This text was published in Norwegian in today’s VG: Kronikk: Nordmenns mange rariteter
Daniel J. Boorstin: “The greatest obstacle to discovery is not ignorance – it is the illusion of knowledge.”
Andrea Bocelli: “All that counts in life is intention.”
Anyone who ever purchased something from Apple the past decade knows how a beautiful experience the unboxing of any of their goodies is, and this was no exception. Ha, no wonder, Apple even has a special ‘secret packaging room‘ , a team that spends a LOT of time on improving user experience from the moment that the purchase is made and the unboxing begins. The box itself looks arty, the various parts fit beautifully inside the box, and obviously all attention goes to THE product when the box is opened! The unboxing prepares you and sets the bar for the user experience that customers love so much. It is a great thing about Apple products; everything just works, I love it! (it just takes time to sync 60+Gb he he)
Oprah Winfrey: “I believe that one of life’s greatest risks is never daring to risk.”
It is a known fact; people (not all! ) boost up their lives on Facebook, pretend it is nicer, funnier, better, more exciting then it really is. Competing with your fellow Facebook friends on who is getting the most Likes and/or Comments, in a way much comparable with the ‘I want to have a bigger car than my neighbour’ rat-race in (Western) society. What a waste of time and energy…
Facebook is currently *the* biggest ‘six degrees of separation‘ network, giving you the ability to (re)connect with friends, real friends, meet new people and connect with them, their lives…ain’t that beautiful? But, is really used to that extend? To really connect and interact?
For a second, wake-up and realize that most of this is entertainment for the masses, one big cover over your eyes to blindsight you from the real world, the truth and what really matters in life…
So, how much time do you spend on Facebook and what does it give you really?
Benjamin Franklin: “Wish not so much to live long as to live well.”

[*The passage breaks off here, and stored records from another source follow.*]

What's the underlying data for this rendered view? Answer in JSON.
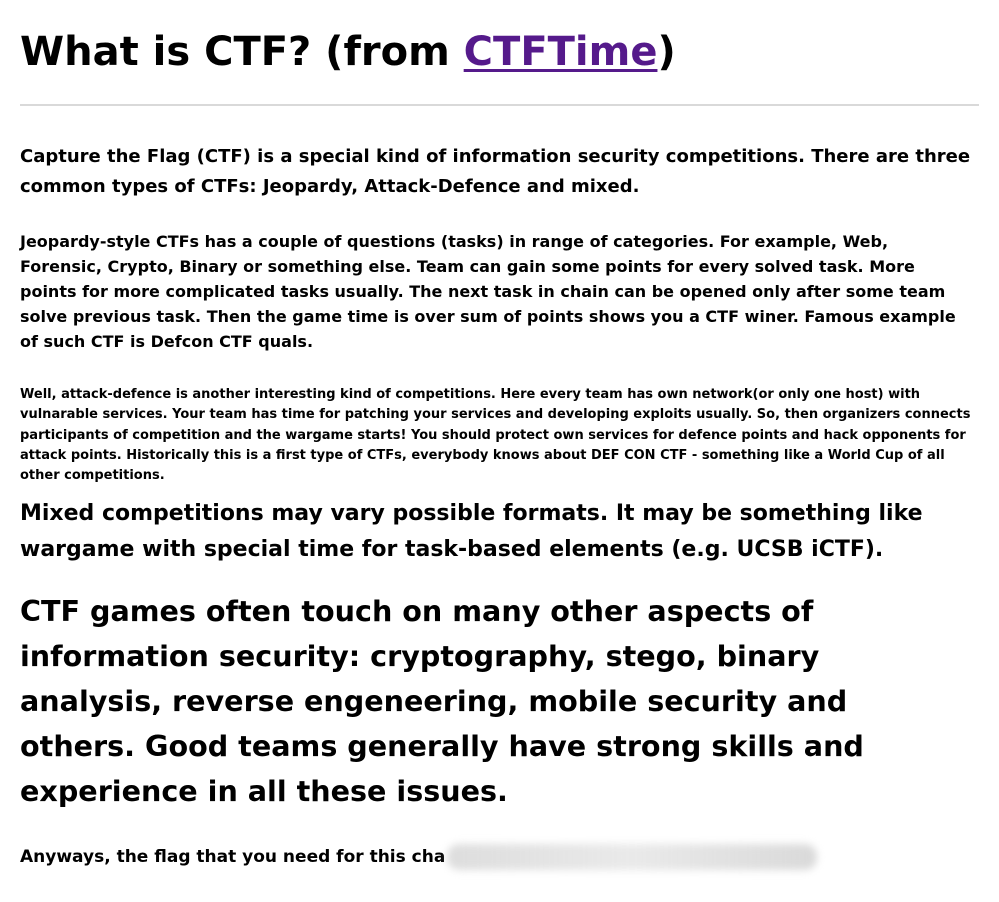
{
  "heading": {
    "prefix": "What is CTF? (from ",
    "link_text": "CTFTime",
    "suffix": ")"
  },
  "paragraphs": {
    "intro": "Capture the Flag (CTF) is a special kind of information security competitions. There are three common types of CTFs: Jeopardy, Attack-Defence and mixed.",
    "jeopardy": "Jeopardy-style CTFs has a couple of questions (tasks) in range of categories. For example, Web, Forensic, Crypto, Binary or something else. Team can gain some points for every solved task. More points for more complicated tasks usually. The next task in chain can be opened only after some team solve previous task. Then the game time is over sum of points shows you a CTF winer. Famous example of such CTF is Defcon CTF quals.",
    "attack_defence": "Well, attack-defence is another interesting kind of competitions. Here every team has own network(or only one host) with vulnarable services. Your team has time for patching your services and developing exploits usually. So, then organizers connects participants of competition and the wargame starts! You should protect own services for defence points and hack opponents for attack points. Historically this is a first type of CTFs, everybody knows about DEF CON CTF - something like a World Cup of all other competitions.",
    "mixed": "Mixed competitions may vary possible formats. It may be something like wargame with special time for task-based elements (e.g. UCSB iCTF).",
    "aspects": "CTF games often touch on many other aspects of information security: cryptography, stego, binary analysis, reverse engeneering, mobile security and others. Good teams generally have strong skills and experience in all these issues.",
    "flag_prefix": "Anyways, the flag that you need for this cha"
  },
  "colors": {
    "link_visited": "#551a8b",
    "rule": "#d9d9d9"
  }
}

Following the release of Apple’s new Mac OS X operating system, Yosemite, last Thursday, I took a leap and installed it on both my MacBook Air and iMac. Especially the iMac install was a *big* leap, as I currently don’t have enough storage space to fully backup the nearly 3TB I have on the machine. The MacBook Air install was therefore a trial and since the installation went more than super smooth, it was nothing more than a calculated risk.
I have to say, Yosemite is doing good so far; my MacBook Air feels snappier and battery life improved?! I also like to look and feel and…it will be even better when iOS 8.1 is released for my iDevices tomorrow; some nifty features bundled as ‘Continuity’ will bring OS X and iOS closer together than ever! The ability to continue things I started on my iPhone on my iMac called Handoff (such as writing emails, working on documents, etc.), answering calls and sending text messages from my iMac/MacBook Air though my cellular connection on the iPhone, are as said; nifty features.
Also, my storage ‘challenge’ will be solved soon, either via a NAS (am looking into a Synology or QNAP), or through a new Mac mini (updated last Thursday too ) combined with a Drobo 5D DAS…I need Terabytessssss hahaha (just 1,5 year ago I thought the iMac’s 3TB would be sufficient enough for a longggg time).